U.S. accepts Iran's offer of talks with major powers

WASHINGTON (Reuters) - The United States said on Friday it would accept Iran’s offer of wide-ranging talks with major powers despite the Islamic Republic’s stated refusal to discuss its nuclear program.

“We will seek an early meeting and we will seek to test Iran’s willingness to engage,” State Department spokesman P.J. Crowley told reporters.

European Union foreign policy chief Javier Solana issued a statement in Brussels saying he was seeking an urgent meeting with Iran’s chief nuclear negotiator, Saeed Jalili, to try to resolve Western concerns about Iran’s nuclear program.

The U.S. State Department made clear that Solana wanted to arrange a meeting between Iran and senior officials from the six major powers that have been seeking to resolve the nuclear dispute with Tehran.

The United States and its allies suspect Iran’s uranium enrichment program is a cover for developing nuclear weapons. Iran denies this, saying that the program is solely intended to produce electricity.

The major powers, which include permanent U.N. Security Council members Britain, China, France, Russia and the United States as well as Germany, offered Iran trade and diplomatic incentives in 2006 in exchange for halt to uranium enrichment.

They improved the offer last year but retained the demand that Iran suspend uranium enrichment, something Tehran has ruled out as a precondition.

Iran on Wednesday handed over a five-page proposal that offered wide-ranging talks with the West but was silent on its nuclear program.

U.S. President Barack Obama came into office pledging a policy of engagement toward Iran and the State Department said it wanted the so-called P5+1 nations to meet Iranian officials now to see if they were willing to talk substantively.

“We seek direct negotiations.
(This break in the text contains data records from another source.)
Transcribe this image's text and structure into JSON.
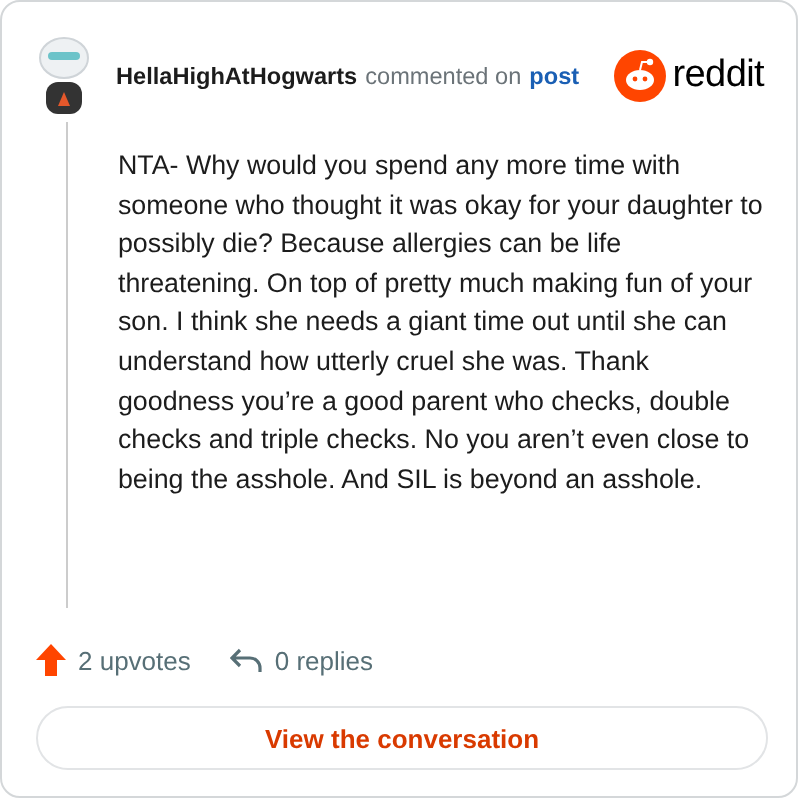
{
  "header": {
    "username": "HellaHighAtHogwarts",
    "action": "commented on",
    "link": "post",
    "brand": "reddit"
  },
  "comment": {
    "text": "NTA- Why would you spend any more time with someone who thought it was okay for your daughter to possibly die? Because allergies can be life threatening. On top of pretty much making fun of your son. I think she needs a giant time out until she can understand how utterly cruel she was. Thank goodness you’re a good parent who checks, double checks and triple checks. No you aren’t even close to being the asshole. And SIL is beyond an asshole."
  },
  "stats": {
    "upvotes": "2 upvotes",
    "replies": "0 replies"
  },
  "button": "View the conversation"
}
We want to see Iran sit down face to face with the P-5+1 countries and address all of the issues that we have concern about, including the nuclear issue,” Crowley said. “If we have a meeting, we’re going to bring up the nuclear issue, and we’ll see how Iran responds to that.”

Obama has suggested Iran may face harsher international sanctions, possibly targeting its imports of gasoline, if it does not accept good-faith talks by the end of September.

But Russia, which has veto power in the U.N. Security Council, on Thursday all but ruled out oil sanctions against the Islamic Republic.

Iran, the world’s fifth-biggest crude producer, is seen as vulnerable to oil sanctions because it imports 40 percent of its gasoline to supply the cheap fuel that Iranians see as their birthright.

Diplomats acknowledge that there is little chance of the Security Council imposing sanctions on Iran’s gasoline imports anytime soon, but they say it could tighten other sanctions. Individual countries could also enact sanctions on their own.

“We’re going to assess where we are during the course of this month,” Crowley said. “Then at the end of the year, we’ll be able to draw some conclusions as to how successful our engagement offer has been.” (Writing by Arshad Mohammed; Editing by Doina Chiacu)